Reproduce the records exactly. Leave the pictures out.

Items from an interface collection
Segment Open

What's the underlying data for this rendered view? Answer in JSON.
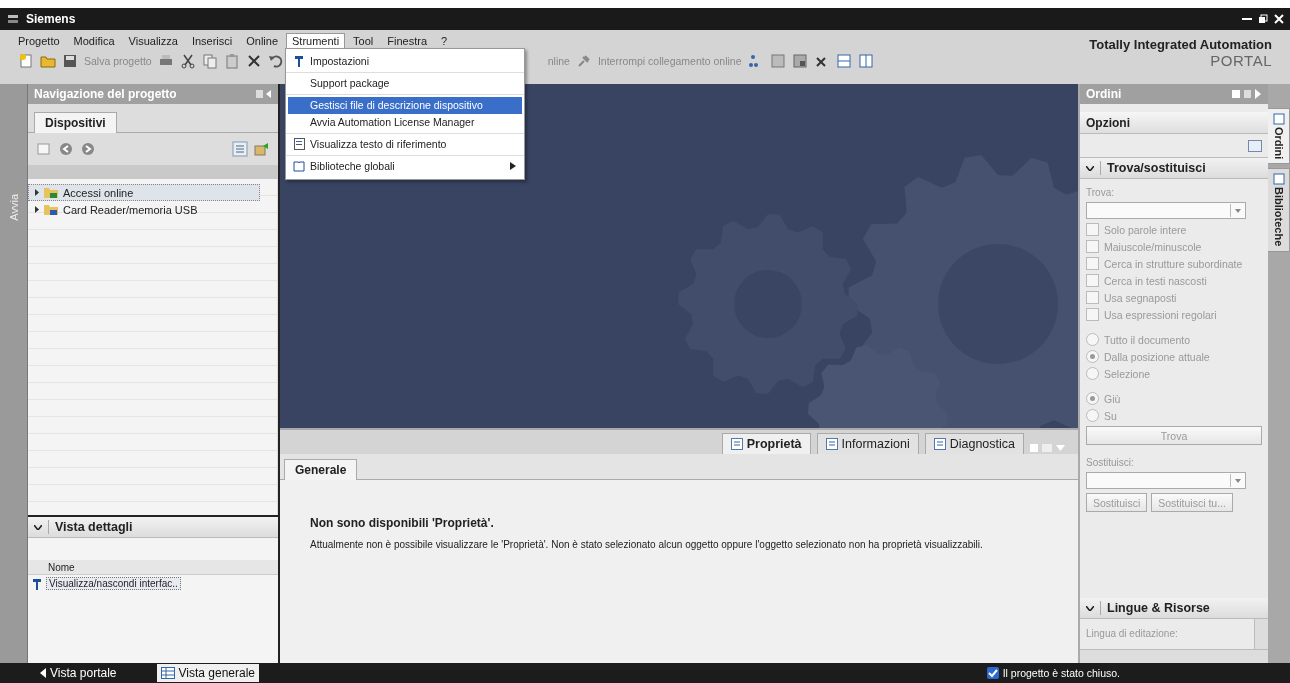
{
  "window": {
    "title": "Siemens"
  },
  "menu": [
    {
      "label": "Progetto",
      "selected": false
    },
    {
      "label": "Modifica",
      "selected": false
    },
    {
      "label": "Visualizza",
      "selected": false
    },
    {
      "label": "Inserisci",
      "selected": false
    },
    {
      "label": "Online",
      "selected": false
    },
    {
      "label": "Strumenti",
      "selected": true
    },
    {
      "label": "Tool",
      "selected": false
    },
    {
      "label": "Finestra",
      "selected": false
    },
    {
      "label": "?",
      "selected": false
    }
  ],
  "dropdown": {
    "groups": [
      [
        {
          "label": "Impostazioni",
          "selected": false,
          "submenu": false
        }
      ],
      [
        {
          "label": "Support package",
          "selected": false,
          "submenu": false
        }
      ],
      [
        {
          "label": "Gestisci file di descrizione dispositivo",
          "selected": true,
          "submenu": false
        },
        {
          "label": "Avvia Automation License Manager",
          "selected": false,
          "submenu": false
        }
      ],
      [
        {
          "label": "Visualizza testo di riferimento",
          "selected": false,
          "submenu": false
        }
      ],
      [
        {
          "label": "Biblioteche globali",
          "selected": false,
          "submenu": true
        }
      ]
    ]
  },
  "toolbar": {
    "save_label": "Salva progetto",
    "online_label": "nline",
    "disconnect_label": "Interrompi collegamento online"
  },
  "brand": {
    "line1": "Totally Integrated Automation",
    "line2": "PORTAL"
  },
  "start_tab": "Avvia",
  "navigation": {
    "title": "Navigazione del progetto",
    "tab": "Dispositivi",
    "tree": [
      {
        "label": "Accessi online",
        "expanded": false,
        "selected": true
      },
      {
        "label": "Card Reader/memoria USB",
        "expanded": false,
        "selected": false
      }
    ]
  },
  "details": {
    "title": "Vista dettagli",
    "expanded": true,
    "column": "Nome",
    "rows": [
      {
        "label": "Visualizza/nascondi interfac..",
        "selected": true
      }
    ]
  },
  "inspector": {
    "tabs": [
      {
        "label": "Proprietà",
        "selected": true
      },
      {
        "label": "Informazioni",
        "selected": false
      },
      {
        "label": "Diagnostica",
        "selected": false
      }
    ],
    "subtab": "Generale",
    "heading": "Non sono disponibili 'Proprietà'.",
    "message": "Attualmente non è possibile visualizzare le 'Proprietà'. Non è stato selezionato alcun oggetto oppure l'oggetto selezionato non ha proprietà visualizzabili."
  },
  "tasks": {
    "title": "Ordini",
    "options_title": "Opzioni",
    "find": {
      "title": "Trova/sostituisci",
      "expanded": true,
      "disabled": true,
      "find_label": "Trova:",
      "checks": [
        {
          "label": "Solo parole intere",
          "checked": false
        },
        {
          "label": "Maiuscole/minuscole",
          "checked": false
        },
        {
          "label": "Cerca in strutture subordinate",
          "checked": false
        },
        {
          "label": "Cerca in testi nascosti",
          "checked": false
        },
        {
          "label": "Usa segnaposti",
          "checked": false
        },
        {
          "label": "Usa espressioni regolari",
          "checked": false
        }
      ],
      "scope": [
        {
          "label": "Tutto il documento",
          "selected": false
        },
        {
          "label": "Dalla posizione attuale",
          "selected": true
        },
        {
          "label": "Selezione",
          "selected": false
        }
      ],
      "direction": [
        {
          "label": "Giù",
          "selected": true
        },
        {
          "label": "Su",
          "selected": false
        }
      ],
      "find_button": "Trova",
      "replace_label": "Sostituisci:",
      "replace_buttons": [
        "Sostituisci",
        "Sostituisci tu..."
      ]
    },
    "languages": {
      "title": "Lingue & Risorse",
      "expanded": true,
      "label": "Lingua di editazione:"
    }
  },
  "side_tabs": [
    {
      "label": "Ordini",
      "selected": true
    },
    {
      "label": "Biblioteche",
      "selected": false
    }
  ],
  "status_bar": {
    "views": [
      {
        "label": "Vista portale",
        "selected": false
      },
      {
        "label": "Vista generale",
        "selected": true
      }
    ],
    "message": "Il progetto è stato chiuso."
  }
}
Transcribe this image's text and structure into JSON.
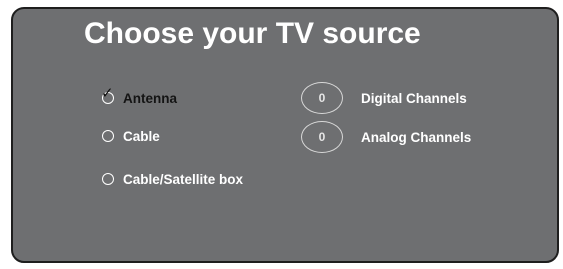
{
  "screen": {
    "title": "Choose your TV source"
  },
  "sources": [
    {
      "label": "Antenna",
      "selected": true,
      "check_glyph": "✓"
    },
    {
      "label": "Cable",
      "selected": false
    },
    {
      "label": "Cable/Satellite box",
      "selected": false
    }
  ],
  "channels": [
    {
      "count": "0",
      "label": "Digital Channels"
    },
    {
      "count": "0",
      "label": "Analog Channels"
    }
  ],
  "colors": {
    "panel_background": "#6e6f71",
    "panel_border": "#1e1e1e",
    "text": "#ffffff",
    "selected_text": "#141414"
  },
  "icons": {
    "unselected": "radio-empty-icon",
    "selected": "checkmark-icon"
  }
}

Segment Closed

### TASK ANSWER
What's the underlying data for this rendered view? Answer in JSON.
{
  "window": {
    "title": "Siemens"
  },
  "menu": [
    {
      "label": "Progetto",
      "selected": false
    },
    {
      "label": "Modifica",
      "selected": false
    },
    {
      "label": "Visualizza",
      "selected": false
    },
    {
      "label": "Inserisci",
      "selected": false
    },
    {
      "label": "Online",
      "selected": false
    },
    {
      "label": "Strumenti",
      "selected": true
    },
    {
      "label": "Tool",
      "selected": false
    },
    {
      "label": "Finestra",
      "selected": false
    },
    {
      "label": "?",
      "selected": false
    }
  ],
  "dropdown": {
    "groups": [
      [
        {
          "label": "Impostazioni",
          "selected": false,
          "submenu": false
        }
      ],
      [
        {
          "label": "Support package",
          "selected": false,
          "submenu": false
        }
      ],
      [
        {
          "label": "Gestisci file di descrizione dispositivo",
          "selected": true,
          "submenu": false
        },
        {
          "label": "Avvia Automation License Manager",
          "selected": false,
          "submenu": false
        }
      ],
      [
        {
          "label": "Visualizza testo di riferimento",
          "selected": false,
          "submenu": false
        }
      ],
      [
        {
          "label": "Biblioteche globali",
          "selected": false,
          "submenu": true
        }
      ]
    ]
  },
  "toolbar": {
    "save_label": "Salva progetto",
    "online_label": "nline",
    "disconnect_label": "Interrompi collegamento online"
  },
  "brand": {
    "line1": "Totally Integrated Automation",
    "line2": "PORTAL"
  },
  "start_tab": "Avvia",
  "navigation": {
    "title": "Navigazione del progetto",
    "tab": "Dispositivi",
    "tree": [
      {
        "label": "Accessi online",
        "expanded": false,
        "selected": true
      },
      {
        "label": "Card Reader/memoria USB",
        "expanded": false,
        "selected": false
      }
    ]
  },
  "details": {
    "title": "Vista dettagli",
    "expanded": true,
    "column": "Nome",
    "rows": [
      {
        "label": "Visualizza/nascondi interfac..",
        "selected": true
      }
    ]
  },
  "inspector": {
    "tabs": [
      {
        "label": "Proprietà",
        "selected": true
      },
      {
        "label": "Informazioni",
        "selected": false
      },
      {
        "label": "Diagnostica",
        "selected": false
      }
    ],
    "subtab": "Generale",
    "heading": "Non sono disponibili 'Proprietà'.",
    "message": "Attualmente non è possibile visualizzare le 'Proprietà'. Non è stato selezionato alcun oggetto oppure l'oggetto selezionato non ha proprietà visualizzabili."
  },
  "tasks": {
    "title": "Ordini",
    "options_title": "Opzioni",
    "find": {
      "title": "Trova/sostituisci",
      "expanded": true,
      "disabled": true,
      "find_label": "Trova:",
      "checks": [
        {
          "label": "Solo parole intere",
          "checked": false
        },
        {
          "label": "Maiuscole/minuscole",
          "checked": false
        },
        {
          "label": "Cerca in strutture subordinate",
          "checked": false
        },
        {
          "label": "Cerca in testi nascosti",
          "checked": false
        },
        {
          "label": "Usa segnaposti",
          "checked": false
        },
        {
          "label": "Usa espressioni regolari",
          "checked": false
        }
      ],
      "scope": [
        {
          "label": "Tutto il documento",
          "selected": false
        },
        {
          "label": "Dalla posizione attuale",
          "selected": true
        },
        {
          "label": "Selezione",
          "selected": false
        }
      ],
      "direction": [
        {
          "label": "Giù",
          "selected": true
        },
        {
          "label": "Su",
          "selected": false
        }
      ],
      "find_button": "Trova",
      "replace_label": "Sostituisci:",
      "replace_buttons": [
        "Sostituisci",
        "Sostituisci tu..."
      ]
    },
    "languages": {
      "title": "Lingue & Risorse",
      "expanded": true,
      "label": "Lingua di editazione:"
    }
  },
  "side_tabs": [
    {
      "label": "Ordini",
      "selected": true
    },
    {
      "label": "Biblioteche",
      "selected": false
    }
  ],
  "status_bar": {
    "views": [
      {
        "label": "Vista portale",
        "selected": false
      },
      {
        "label": "Vista generale",
        "selected": true
      }
    ],
    "message": "Il progetto è stato chiuso."
  }
}
Transcribe this image's text and structure into JSON.
{
  "screen": {
    "title": "Choose your TV source"
  },
  "sources": [
    {
      "label": "Antenna",
      "selected": true,
      "check_glyph": "✓"
    },
    {
      "label": "Cable",
      "selected": false
    },
    {
      "label": "Cable/Satellite box",
      "selected": false
    }
  ],
  "channels": [
    {
      "count": "0",
      "label": "Digital Channels"
    },
    {
      "count": "0",
      "label": "Analog Channels"
    }
  ],
  "colors": {
    "panel_background": "#6e6f71",
    "panel_border": "#1e1e1e",
    "text": "#ffffff",
    "selected_text": "#141414"
  },
  "icons": {
    "unselected": "radio-empty-icon",
    "selected": "checkmark-icon"
  }
}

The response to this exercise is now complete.